> _What is required_
Pictures stay out; everything else in the records below is copied exactly.

> _Exercise data_
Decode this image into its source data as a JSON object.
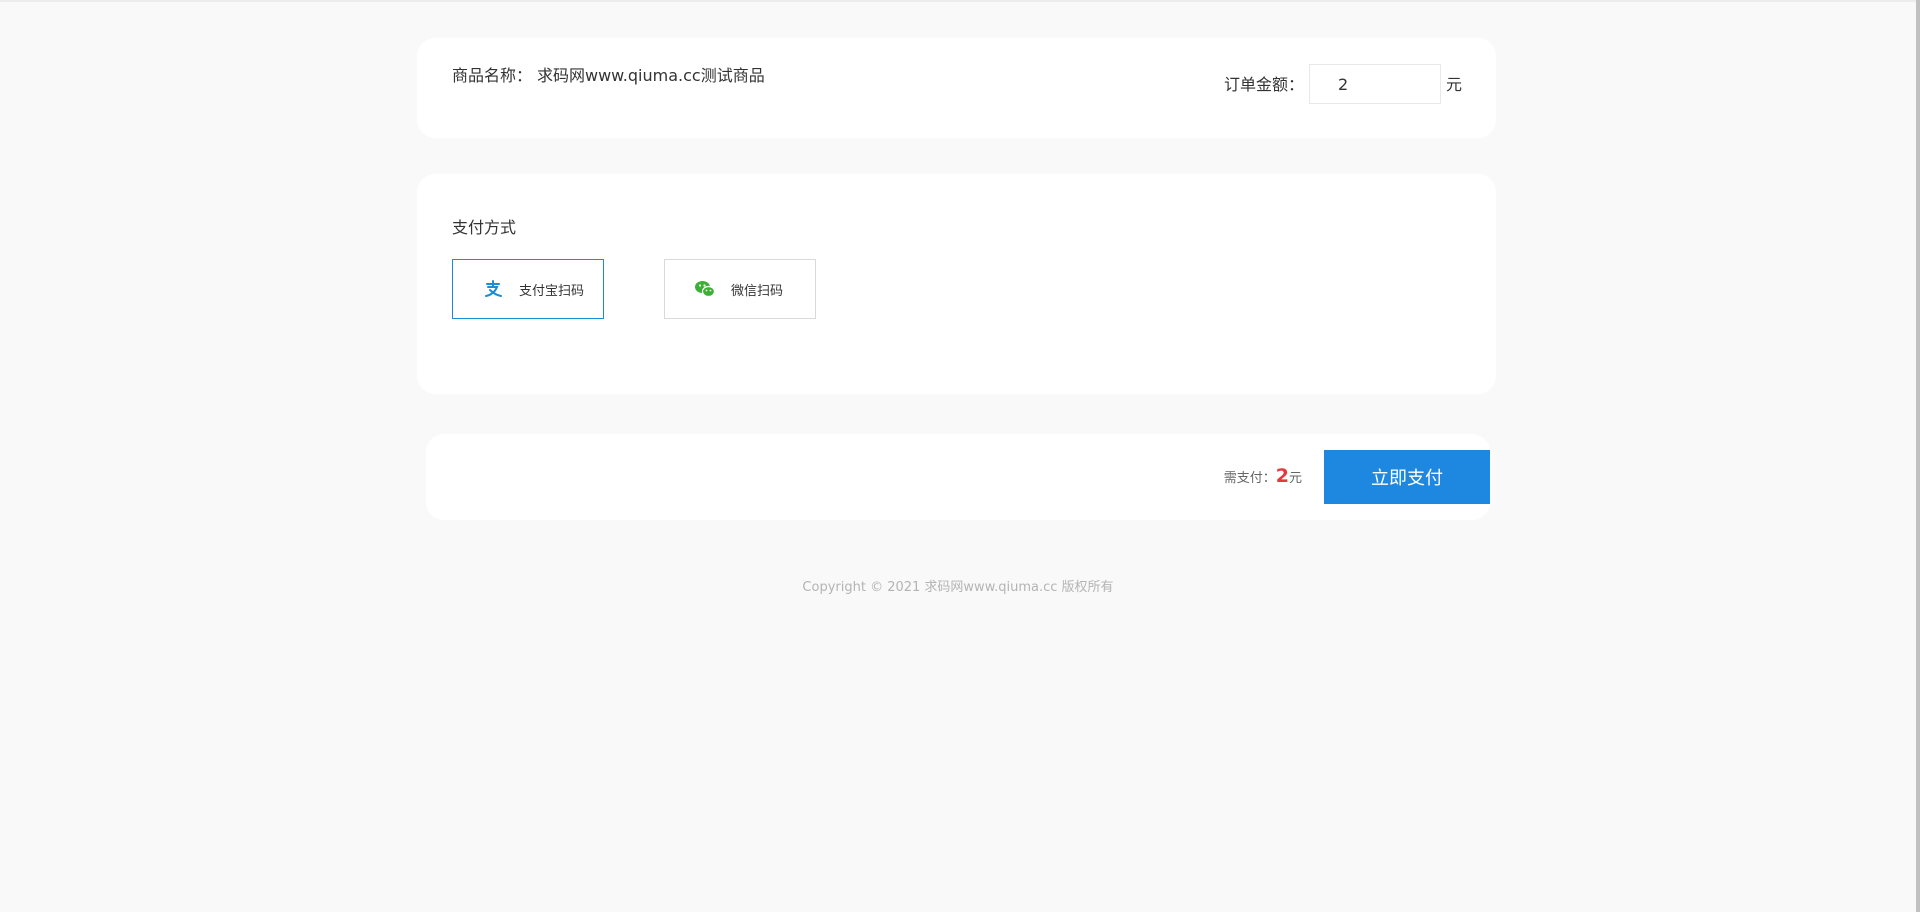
{
  "product": {
    "label": "商品名称：",
    "name": "求码网www.qiuma.cc测试商品"
  },
  "order": {
    "amount_label": "订单金额：",
    "amount_value": "2",
    "unit": "元"
  },
  "payment": {
    "title": "支付方式",
    "options": [
      {
        "label": "支付宝扫码",
        "icon": "alipay-icon",
        "selected": true
      },
      {
        "label": "微信扫码",
        "icon": "wechat-icon",
        "selected": false
      }
    ]
  },
  "summary": {
    "need_pay_label": "需支付：",
    "amount": "2",
    "unit": "元",
    "pay_button": "立即支付"
  },
  "footer": {
    "copyright": "Copyright © 2021 求码网www.qiuma.cc 版权所有"
  },
  "colors": {
    "accent": "#1e88e0",
    "alipay": "#1a8dd6",
    "wechat": "#3cb034",
    "price": "#e4393c"
  }
}
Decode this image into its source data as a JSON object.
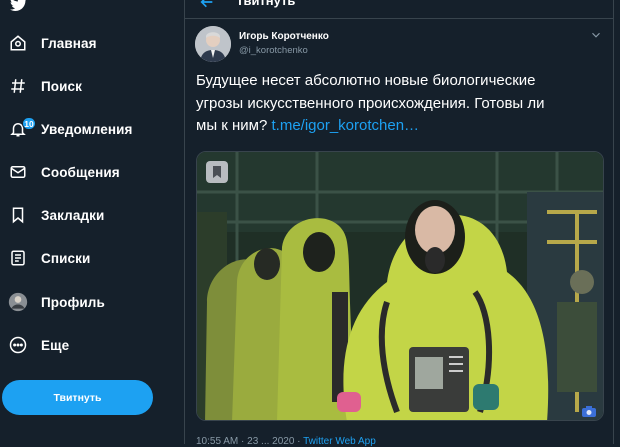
{
  "sidebar": {
    "items": [
      {
        "label": "Главная",
        "icon": "home-icon"
      },
      {
        "label": "Поиск",
        "icon": "hashtag-icon"
      },
      {
        "label": "Уведомления",
        "icon": "bell-icon",
        "badge": "10"
      },
      {
        "label": "Сообщения",
        "icon": "envelope-icon"
      },
      {
        "label": "Закладки",
        "icon": "bookmark-icon"
      },
      {
        "label": "Списки",
        "icon": "list-icon"
      },
      {
        "label": "Профиль",
        "icon": "avatar-icon"
      },
      {
        "label": "Еще",
        "icon": "more-icon"
      }
    ],
    "tweet_button": "Твитнуть"
  },
  "header": {
    "title": "Твитнуть"
  },
  "tweet": {
    "author_name": "Игорь Коротченко",
    "author_handle": "@i_korotchenko",
    "text_line1": "Будущее несет абсолютно новые биологические",
    "text_line2": "угрозы искусственного происхождения. Готовы ли",
    "text_line3": "мы к ним?",
    "link": "t.me/igor_korotchen…",
    "media_description": "people in yellow hazmat suits",
    "meta_time": "10:55 AM · 23 ... 2020 ·",
    "meta_source": "Twitter Web App"
  },
  "colors": {
    "background": "#15202b",
    "accent": "#1da1f2",
    "border": "#38444d",
    "secondary_text": "#8899a6"
  }
}
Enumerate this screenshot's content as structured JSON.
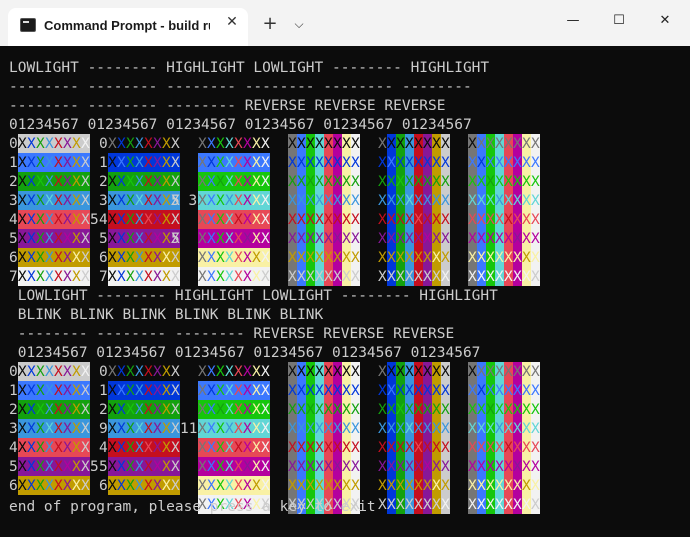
{
  "window": {
    "tab_title": "Command Prompt - build  run",
    "close_tab_glyph": "✕",
    "new_tab_glyph": "+",
    "dropdown_glyph": "⌵",
    "minimize_glyph": "—",
    "maximize_glyph": "☐",
    "close_glyph": "✕"
  },
  "colors": {
    "console_bg": "#0c0c0c",
    "console_fg": "#cccccc",
    "palette": [
      "#0c0c0c",
      "#0037da",
      "#13a10e",
      "#3a96dd",
      "#c50f1f",
      "#881798",
      "#c19c00",
      "#cccccc",
      "#767676",
      "#3b78ff",
      "#16c60c",
      "#61d6d6",
      "#e74856",
      "#b4009e",
      "#f9f1a5",
      "#f2f2f2"
    ]
  },
  "console": {
    "header1": [
      "LOWLIGHT -------- HIGHLIGHT LOWLIGHT -------- HIGHLIGHT",
      "-------- -------- -------- -------- -------- --------",
      "-------- -------- -------- REVERSE REVERSE REVERSE",
      "01234567 01234567 01234567 01234567 01234567 01234567"
    ],
    "header2": [
      " LOWLIGHT -------- HIGHLIGHT LOWLIGHT -------- HIGHLIGHT",
      " BLINK BLINK BLINK BLINK BLINK BLINK",
      " -------- -------- -------- REVERSE REVERSE REVERSE",
      " 01234567 01234567 01234567 01234567 01234567 01234567"
    ],
    "row_labels_1": [
      [
        "0",
        "1",
        "2",
        "3",
        "4",
        "5",
        "6",
        "7"
      ],
      [
        "0",
        "1",
        "2",
        "3",
        "4",
        "5",
        "6",
        "7"
      ]
    ],
    "row_labels_2": [
      [
        "0",
        "1",
        "2",
        "3",
        "4",
        "5",
        "6",
        ""
      ],
      [
        "0",
        "1",
        "2",
        "9",
        "4",
        "5",
        "6",
        ""
      ]
    ],
    "stray_text_1": [
      "5 3",
      "5",
      "5"
    ],
    "stray_text_2": [
      "11",
      "5"
    ],
    "cell_glyph": "X",
    "footer": "end of program, please press a key to exit"
  }
}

> _Exercise result_
Decode this image into its source data as a JSON object.
{
  "product": {
    "label": "商品名称：",
    "name": "求码网www.qiuma.cc测试商品"
  },
  "order": {
    "amount_label": "订单金额：",
    "amount_value": "2",
    "unit": "元"
  },
  "payment": {
    "title": "支付方式",
    "options": [
      {
        "label": "支付宝扫码",
        "icon": "alipay-icon",
        "selected": true
      },
      {
        "label": "微信扫码",
        "icon": "wechat-icon",
        "selected": false
      }
    ]
  },
  "summary": {
    "need_pay_label": "需支付：",
    "amount": "2",
    "unit": "元",
    "pay_button": "立即支付"
  },
  "footer": {
    "copyright": "Copyright © 2021 求码网www.qiuma.cc 版权所有"
  },
  "colors": {
    "accent": "#1e88e0",
    "alipay": "#1a8dd6",
    "wechat": "#3cb034",
    "price": "#e4393c"
  }
}
Decode this image into its source data as a JSON object.
{
  "sidebar": {
    "items": [
      {
        "label": "Главная",
        "icon": "home-icon"
      },
      {
        "label": "Поиск",
        "icon": "hashtag-icon"
      },
      {
        "label": "Уведомления",
        "icon": "bell-icon",
        "badge": "10"
      },
      {
        "label": "Сообщения",
        "icon": "envelope-icon"
      },
      {
        "label": "Закладки",
        "icon": "bookmark-icon"
      },
      {
        "label": "Списки",
        "icon": "list-icon"
      },
      {
        "label": "Профиль",
        "icon": "avatar-icon"
      },
      {
        "label": "Еще",
        "icon": "more-icon"
      }
    ],
    "tweet_button": "Твитнуть"
  },
  "header": {
    "title": "Твитнуть"
  },
  "tweet": {
    "author_name": "Игорь Коротченко",
    "author_handle": "@i_korotchenko",
    "text_line1": "Будущее несет абсолютно новые биологические",
    "text_line2": "угрозы искусственного происхождения. Готовы ли",
    "text_line3": "мы к ним?",
    "link": "t.me/igor_korotchen…",
    "media_description": "people in yellow hazmat suits",
    "meta_time": "10:55 AM · 23 ... 2020 ·",
    "meta_source": "Twitter Web App"
  },
  "colors": {
    "background": "#15202b",
    "accent": "#1da1f2",
    "border": "#38444d",
    "secondary_text": "#8899a6"
  }
}
Enumerate this screenshot's content as structured JSON.
{
  "window": {
    "tab_title": "Command Prompt - build  run",
    "close_tab_glyph": "✕",
    "new_tab_glyph": "+",
    "dropdown_glyph": "⌵",
    "minimize_glyph": "—",
    "maximize_glyph": "☐",
    "close_glyph": "✕"
  },
  "colors": {
    "console_bg": "#0c0c0c",
    "console_fg": "#cccccc",
    "palette": [
      "#0c0c0c",
      "#0037da",
      "#13a10e",
      "#3a96dd",
      "#c50f1f",
      "#881798",
      "#c19c00",
      "#cccccc",
      "#767676",
      "#3b78ff",
      "#16c60c",
      "#61d6d6",
      "#e74856",
      "#b4009e",
      "#f9f1a5",
      "#f2f2f2"
    ]
  },
  "console": {
    "header1": [
      "LOWLIGHT -------- HIGHLIGHT LOWLIGHT -------- HIGHLIGHT",
      "-------- -------- -------- -------- -------- --------",
      "-------- -------- -------- REVERSE REVERSE REVERSE",
      "01234567 01234567 01234567 01234567 01234567 01234567"
    ],
    "header2": [
      " LOWLIGHT -------- HIGHLIGHT LOWLIGHT -------- HIGHLIGHT",
      " BLINK BLINK BLINK BLINK BLINK BLINK",
      " -------- -------- -------- REVERSE REVERSE REVERSE",
      " 01234567 01234567 01234567 01234567 01234567 01234567"
    ],
    "row_labels_1": [
      [
        "0",
        "1",
        "2",
        "3",
        "4",
        "5",
        "6",
        "7"
      ],
      [
        "0",
        "1",
        "2",
        "3",
        "4",
        "5",
        "6",
        "7"
      ]
    ],
    "row_labels_2": [
      [
        "0",
        "1",
        "2",
        "3",
        "4",
        "5",
        "6",
        ""
      ],
      [
        "0",
        "1",
        "2",
        "9",
        "4",
        "5",
        "6",
        ""
      ]
    ],
    "stray_text_1": [
      "5 3",
      "5",
      "5"
    ],
    "stray_text_2": [
      "11",
      "5"
    ],
    "cell_glyph": "X",
    "footer": "end of program, please press a key to exit"
  }
}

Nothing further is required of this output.